I don’t know if Max was a minor influence on James Bond at all but his laid-back demeanour is certainly comparable at glance to 007. Even at this late stage in his life Max comes across as someone you don’t want to mess with which may be why he often finds himself in the role of mediator whenever there is a problem. Quite how he managed to snag a girlfriend like Betty (played by real life Miss America of 1946 Marilyn Buferd) we must leave to our imagination.
In keeping with the crime theme Becker employs the familiar noir mise-en-scene of light and shade and obtuse camera angles for added effect. Many of the usual elements – such as the fancy women, duplicity, betrayal and the good old shootout are present, but delivered at Becker’s own pace. This is a character driven story and the action is saved until the final act and while brief, it’s impact is greater than it would have been had there been preceding gun battles in the film.

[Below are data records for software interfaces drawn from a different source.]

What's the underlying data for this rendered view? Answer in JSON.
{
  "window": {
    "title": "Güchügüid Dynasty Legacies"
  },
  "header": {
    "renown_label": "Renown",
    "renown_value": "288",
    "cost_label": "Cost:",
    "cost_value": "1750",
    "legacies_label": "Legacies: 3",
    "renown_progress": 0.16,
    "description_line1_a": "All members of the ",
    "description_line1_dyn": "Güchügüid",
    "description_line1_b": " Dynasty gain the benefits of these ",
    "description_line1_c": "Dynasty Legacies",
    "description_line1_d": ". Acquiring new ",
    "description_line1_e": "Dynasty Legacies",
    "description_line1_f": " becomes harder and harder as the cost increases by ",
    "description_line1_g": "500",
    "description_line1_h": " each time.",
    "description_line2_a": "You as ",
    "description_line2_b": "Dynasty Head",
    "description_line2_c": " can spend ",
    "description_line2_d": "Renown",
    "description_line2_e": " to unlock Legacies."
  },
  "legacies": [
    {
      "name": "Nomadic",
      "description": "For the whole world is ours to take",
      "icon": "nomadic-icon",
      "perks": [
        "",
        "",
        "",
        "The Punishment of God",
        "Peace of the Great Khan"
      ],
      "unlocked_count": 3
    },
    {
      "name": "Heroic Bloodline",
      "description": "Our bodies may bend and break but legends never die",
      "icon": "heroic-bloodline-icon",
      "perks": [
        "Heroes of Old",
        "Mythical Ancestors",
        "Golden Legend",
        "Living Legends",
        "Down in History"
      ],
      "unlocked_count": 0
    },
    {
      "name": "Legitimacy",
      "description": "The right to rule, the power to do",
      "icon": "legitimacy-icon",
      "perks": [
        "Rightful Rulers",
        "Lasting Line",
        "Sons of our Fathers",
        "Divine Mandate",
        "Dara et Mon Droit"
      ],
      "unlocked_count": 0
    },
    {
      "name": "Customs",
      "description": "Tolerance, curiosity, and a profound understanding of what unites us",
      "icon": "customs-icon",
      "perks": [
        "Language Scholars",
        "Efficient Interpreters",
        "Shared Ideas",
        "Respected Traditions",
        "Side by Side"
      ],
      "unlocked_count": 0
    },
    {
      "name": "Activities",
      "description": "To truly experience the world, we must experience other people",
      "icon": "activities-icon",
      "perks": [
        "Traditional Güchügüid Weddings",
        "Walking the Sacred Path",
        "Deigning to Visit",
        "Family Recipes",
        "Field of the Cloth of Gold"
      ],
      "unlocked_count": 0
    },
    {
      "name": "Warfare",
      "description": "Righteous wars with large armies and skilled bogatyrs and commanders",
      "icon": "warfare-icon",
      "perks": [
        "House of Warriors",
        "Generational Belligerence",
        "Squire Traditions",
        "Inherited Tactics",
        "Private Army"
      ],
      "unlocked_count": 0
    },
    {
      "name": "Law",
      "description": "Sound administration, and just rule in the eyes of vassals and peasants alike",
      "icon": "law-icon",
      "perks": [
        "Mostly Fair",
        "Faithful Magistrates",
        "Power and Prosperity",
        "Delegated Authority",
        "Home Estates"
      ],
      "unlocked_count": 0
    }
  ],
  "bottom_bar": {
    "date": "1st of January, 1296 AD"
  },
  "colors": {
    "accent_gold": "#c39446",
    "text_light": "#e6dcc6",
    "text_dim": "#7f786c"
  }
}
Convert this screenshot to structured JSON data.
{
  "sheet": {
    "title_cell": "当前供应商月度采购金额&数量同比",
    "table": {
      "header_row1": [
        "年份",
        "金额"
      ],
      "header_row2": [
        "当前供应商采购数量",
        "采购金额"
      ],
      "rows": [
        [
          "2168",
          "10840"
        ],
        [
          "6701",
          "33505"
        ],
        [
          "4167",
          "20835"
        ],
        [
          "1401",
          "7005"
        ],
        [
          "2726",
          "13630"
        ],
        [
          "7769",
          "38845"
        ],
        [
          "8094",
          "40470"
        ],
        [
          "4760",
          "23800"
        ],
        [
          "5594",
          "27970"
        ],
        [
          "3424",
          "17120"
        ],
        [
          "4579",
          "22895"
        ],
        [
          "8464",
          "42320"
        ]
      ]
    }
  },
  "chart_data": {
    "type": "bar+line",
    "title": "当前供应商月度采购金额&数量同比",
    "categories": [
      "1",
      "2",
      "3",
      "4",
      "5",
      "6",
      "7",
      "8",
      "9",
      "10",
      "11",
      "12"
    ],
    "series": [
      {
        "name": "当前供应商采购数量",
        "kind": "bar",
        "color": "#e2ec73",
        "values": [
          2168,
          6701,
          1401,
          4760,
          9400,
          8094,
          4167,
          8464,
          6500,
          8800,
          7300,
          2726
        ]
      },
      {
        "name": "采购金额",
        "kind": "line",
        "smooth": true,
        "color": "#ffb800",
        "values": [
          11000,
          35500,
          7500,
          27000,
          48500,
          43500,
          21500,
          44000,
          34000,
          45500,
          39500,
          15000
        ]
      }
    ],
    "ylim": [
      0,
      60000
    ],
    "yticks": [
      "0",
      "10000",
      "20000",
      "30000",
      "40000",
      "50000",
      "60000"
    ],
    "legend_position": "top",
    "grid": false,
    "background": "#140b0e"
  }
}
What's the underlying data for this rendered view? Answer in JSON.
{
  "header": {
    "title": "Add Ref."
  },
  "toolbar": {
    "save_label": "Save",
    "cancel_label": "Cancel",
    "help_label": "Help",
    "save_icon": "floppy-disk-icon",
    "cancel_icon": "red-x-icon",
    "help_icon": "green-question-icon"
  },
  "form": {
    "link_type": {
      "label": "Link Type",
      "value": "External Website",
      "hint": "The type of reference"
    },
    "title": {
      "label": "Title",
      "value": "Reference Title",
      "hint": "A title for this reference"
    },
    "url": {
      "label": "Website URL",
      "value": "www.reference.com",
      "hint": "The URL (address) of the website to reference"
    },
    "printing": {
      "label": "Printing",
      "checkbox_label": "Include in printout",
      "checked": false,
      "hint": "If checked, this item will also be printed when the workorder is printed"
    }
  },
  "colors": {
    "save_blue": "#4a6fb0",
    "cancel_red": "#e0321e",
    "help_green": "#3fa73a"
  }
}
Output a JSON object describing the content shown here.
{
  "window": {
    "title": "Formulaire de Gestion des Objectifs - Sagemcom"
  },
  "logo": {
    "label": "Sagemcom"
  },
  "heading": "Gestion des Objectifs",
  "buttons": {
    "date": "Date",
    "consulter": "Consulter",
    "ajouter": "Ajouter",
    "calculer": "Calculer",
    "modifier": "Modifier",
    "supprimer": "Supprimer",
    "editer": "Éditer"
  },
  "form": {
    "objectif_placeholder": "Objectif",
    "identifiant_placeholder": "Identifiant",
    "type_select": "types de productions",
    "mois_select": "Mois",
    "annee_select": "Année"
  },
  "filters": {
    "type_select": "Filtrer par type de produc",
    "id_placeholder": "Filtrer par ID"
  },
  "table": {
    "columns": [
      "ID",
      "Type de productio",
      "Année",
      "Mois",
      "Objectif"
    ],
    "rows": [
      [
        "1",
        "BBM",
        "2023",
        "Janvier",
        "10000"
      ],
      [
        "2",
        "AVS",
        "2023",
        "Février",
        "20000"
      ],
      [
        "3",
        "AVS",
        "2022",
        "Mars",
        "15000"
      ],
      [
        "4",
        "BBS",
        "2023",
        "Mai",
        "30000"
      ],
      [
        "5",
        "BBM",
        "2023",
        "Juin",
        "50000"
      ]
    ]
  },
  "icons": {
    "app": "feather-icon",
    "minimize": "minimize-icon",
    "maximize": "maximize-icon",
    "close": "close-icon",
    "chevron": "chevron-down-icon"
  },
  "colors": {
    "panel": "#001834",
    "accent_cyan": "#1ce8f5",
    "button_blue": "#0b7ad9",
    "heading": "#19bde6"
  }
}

Jean Gabin’s career had been in a decline following World War II but this film was the start of a renaissance for him until his death in 1976. Here Gabin realises he can no longer play the young lead yet he dominated this film playing Max with the same energy and presence that made him a star twenty years earlier. Even though we know Max is a criminal we can’t help but view him as the de facto good guy.
In the support cast we find a future legend of French cinema in Jeanne Moreau, getting modest screen time as Josy, while making his debut is another popular French actor Lino Ventura as the cocky Angelo. René Dary fills what is essentially a sidekick role in Riton, but never lets the character feel ineffective. Arguably the most fascinating performance comes from Paul Frankeur as Pierrot, initially a portly, balding almost avuncular chap who unexpectedly transforms into a hands-on, violent bad ass when the chips are down.
Becker and Touchez Pas au Grisbi have both probably slipped under the radar of many film fans which needs remedying on the evidence of this great film. The DNA of many future classic French noir can be found here while offering a treat for all serious cineastes and filmmakers alike.